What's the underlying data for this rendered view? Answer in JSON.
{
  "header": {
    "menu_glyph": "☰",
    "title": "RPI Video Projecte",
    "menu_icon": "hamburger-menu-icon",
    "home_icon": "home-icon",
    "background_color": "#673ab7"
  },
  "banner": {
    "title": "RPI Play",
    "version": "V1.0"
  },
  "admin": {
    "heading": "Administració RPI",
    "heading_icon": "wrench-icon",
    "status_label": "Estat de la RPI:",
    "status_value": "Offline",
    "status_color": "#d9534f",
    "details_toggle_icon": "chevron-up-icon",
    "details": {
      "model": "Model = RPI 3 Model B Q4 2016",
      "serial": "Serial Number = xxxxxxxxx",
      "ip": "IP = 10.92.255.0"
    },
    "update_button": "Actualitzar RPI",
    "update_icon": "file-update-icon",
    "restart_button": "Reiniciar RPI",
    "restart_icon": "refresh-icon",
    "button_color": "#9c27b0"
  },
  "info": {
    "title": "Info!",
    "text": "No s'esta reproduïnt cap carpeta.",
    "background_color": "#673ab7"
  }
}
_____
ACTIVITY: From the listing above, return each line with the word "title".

FINISHED TASK:
    "title": "RPI Video Projecte",
    "title": "RPI Play",
    "title": "Info!",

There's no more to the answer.